“Have you ever heard sculptors say that they don’t actually sculpt an object; they sculpt away everything that isn’t the object? . . . Well, I’m writing everything that isn’t my final project, so that when I actually sit down to write it, that’s all that will be left in my mind”--Cath, Fangirl.
Cath has many relatable thoughts about writing. Although she loves writing fanfiction, she also faces the sheer amount of work involved in writing stories—particularly when it comes to her own fiction rather than fanfiction.
“When I’m writing my own stuff, it’s like swimming upstream. Or . . . falling down a cliff and grabbing at branches trying to invent the branches as I fall”--Cath, Fangirl.
I love these descriptions of the trials and tribulations of writing. Even as I write this blog post, I feel like I’m swimming upstream. I know in general what I want to say, but I have to find a way to actually say it. Sometimes writing comes easily and sometimes every word is a battle. Although Cath loves the ease with which she writes fanfiction, writing her own fiction seems nearly impossible to her.

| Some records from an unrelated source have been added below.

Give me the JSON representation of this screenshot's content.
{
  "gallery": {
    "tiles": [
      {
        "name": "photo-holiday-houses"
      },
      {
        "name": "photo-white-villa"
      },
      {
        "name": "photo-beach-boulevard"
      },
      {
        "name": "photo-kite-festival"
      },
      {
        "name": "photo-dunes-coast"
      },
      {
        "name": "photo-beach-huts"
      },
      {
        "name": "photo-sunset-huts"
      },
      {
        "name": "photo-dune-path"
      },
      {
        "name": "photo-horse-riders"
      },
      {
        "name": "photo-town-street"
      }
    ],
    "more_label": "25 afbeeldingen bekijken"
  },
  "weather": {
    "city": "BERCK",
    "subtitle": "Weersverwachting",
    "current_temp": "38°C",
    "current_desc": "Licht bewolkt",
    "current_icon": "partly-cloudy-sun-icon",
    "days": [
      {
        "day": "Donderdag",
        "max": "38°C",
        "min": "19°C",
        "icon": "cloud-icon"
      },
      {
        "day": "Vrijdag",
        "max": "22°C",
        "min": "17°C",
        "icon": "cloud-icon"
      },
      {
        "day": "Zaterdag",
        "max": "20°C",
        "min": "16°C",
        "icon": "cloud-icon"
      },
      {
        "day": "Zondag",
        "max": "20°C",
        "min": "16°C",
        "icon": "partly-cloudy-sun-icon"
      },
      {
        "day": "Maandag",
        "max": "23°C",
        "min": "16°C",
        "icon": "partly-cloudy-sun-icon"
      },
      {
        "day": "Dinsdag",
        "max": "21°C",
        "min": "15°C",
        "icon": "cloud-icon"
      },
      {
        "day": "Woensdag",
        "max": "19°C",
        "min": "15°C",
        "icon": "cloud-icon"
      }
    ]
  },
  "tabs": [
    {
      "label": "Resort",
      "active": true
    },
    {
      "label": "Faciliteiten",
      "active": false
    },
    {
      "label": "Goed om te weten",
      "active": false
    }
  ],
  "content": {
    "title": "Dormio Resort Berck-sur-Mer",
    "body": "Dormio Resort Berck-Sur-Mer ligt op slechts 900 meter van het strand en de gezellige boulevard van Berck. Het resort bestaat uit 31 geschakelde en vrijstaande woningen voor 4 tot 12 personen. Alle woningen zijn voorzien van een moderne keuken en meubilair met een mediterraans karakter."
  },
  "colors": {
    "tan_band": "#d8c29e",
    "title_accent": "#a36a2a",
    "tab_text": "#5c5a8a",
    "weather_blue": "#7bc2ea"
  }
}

“Everything starts with a little truth, then I spin my webs around it—sometimes I spin completely away from it. But the point is, I don’t start with nothing”--Professor Piper, Fangirl.
As Cath must learn, the difficulty of writing her own fiction shouldn’t hold her back. She learns from Professor Piper that she needs to find her foundation, and build from there. This lesson applies to many struggles in life. Sometimes looking at the bigger picture only serves to psych you out. If you find a more comfortable place to start, the situation might be much easier to overcome.
Rainbow Rowell's Fangirl turned out to be a much heavier read than I expected, but I appreciate the realistic depiction of anxieties concerning college, romance, and career paths. Clearly Cath does not represent a majority of freshmen in college, but it is important to have such portrayals in fiction for those who do struggle in a similar way. If you want to pick up a copy of Fangirl, head to your local library or bookstore, or find it online at Amazon or Barnes & Noble. Also be sure to check out Rainbow Rowell's website.
What are your thoughts? If you've read Fangirl, feel free to share your own opinions.
I write YA fantasy and contemporary fiction. This blog is dedicated to thoughts and advice on writing and publishing, as well as various interests related to the world of Young Adult.